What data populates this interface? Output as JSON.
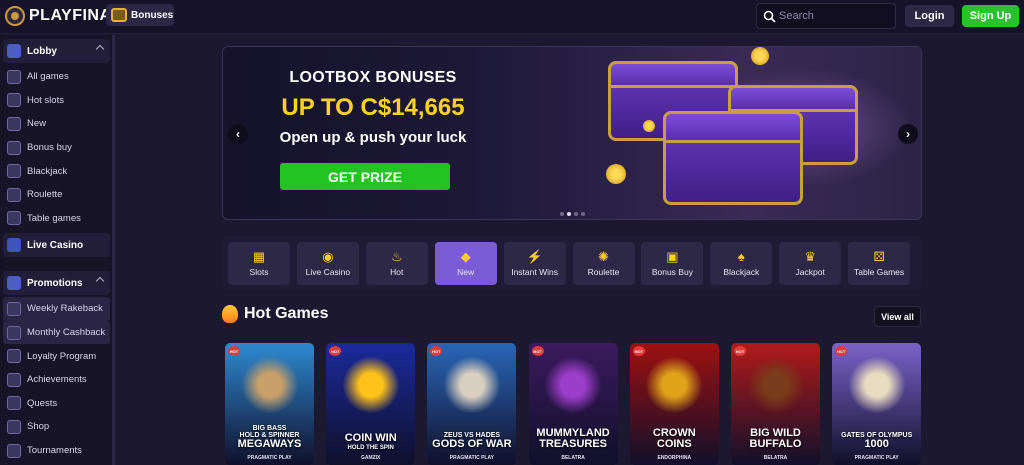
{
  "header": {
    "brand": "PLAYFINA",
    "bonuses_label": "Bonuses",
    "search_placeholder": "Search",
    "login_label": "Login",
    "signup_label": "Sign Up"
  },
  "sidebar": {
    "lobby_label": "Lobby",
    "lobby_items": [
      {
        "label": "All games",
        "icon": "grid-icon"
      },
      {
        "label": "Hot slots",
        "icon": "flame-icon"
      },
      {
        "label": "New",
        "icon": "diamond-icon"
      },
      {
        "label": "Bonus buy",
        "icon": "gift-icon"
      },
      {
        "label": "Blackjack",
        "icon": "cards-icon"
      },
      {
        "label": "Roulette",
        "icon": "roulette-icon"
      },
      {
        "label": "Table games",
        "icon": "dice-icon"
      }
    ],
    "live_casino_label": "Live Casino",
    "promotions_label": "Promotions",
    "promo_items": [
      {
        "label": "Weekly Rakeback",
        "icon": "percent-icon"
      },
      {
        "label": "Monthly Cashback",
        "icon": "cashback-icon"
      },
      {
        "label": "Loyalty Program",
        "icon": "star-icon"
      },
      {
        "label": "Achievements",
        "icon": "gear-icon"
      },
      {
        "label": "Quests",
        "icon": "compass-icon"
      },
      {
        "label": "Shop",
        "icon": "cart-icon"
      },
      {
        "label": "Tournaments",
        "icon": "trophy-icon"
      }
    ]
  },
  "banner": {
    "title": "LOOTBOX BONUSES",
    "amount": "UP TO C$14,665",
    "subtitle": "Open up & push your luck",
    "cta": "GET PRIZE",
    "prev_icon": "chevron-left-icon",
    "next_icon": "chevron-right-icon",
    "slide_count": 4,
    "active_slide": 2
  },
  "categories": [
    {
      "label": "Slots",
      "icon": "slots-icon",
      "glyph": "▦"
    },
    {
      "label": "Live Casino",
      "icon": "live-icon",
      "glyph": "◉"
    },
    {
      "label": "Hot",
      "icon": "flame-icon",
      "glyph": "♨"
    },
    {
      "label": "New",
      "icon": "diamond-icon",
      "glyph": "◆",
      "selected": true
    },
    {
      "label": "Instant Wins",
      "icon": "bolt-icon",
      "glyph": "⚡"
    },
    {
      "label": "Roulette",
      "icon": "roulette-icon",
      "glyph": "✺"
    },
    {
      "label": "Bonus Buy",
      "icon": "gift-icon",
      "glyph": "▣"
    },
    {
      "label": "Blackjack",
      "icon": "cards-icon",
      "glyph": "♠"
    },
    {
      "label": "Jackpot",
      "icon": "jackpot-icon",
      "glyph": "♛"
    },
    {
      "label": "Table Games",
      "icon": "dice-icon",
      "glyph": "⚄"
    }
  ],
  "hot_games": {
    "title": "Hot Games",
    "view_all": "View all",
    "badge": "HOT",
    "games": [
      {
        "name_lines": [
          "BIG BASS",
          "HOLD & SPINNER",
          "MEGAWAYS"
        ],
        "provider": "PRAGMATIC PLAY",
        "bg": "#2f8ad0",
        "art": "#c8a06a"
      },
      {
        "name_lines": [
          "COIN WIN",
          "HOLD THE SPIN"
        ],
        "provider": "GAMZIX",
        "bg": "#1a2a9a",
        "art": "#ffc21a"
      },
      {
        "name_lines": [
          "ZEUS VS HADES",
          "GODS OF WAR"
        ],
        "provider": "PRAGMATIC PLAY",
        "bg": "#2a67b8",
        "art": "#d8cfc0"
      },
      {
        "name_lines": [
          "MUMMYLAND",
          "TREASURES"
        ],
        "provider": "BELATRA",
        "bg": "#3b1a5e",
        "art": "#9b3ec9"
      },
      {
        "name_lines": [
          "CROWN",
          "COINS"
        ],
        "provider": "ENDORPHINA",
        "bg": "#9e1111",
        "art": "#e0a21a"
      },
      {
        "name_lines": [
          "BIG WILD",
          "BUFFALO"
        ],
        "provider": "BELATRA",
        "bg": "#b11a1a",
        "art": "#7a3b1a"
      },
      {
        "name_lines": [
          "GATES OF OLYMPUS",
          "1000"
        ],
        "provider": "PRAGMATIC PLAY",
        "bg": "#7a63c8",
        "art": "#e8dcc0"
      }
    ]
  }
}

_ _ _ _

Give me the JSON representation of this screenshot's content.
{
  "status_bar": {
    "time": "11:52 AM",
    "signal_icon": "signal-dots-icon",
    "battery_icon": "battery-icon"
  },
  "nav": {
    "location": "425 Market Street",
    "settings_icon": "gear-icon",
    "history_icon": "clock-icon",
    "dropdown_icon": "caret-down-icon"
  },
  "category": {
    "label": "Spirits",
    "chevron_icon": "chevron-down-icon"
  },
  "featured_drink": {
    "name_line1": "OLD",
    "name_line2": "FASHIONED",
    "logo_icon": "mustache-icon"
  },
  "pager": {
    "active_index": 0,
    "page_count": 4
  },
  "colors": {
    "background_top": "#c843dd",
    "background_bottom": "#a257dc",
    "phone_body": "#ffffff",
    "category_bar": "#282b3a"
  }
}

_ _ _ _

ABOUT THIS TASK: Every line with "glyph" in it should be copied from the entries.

TASK ANSWER:
      "glyph": "▦"
      "glyph": "◉"
      "glyph": "♨"
      "glyph": "◆",
      "glyph": "⚡"
      "glyph": "✺"
      "glyph": "▣"
      "glyph": "♠"
      "glyph": "♛"
      "glyph": "⚄"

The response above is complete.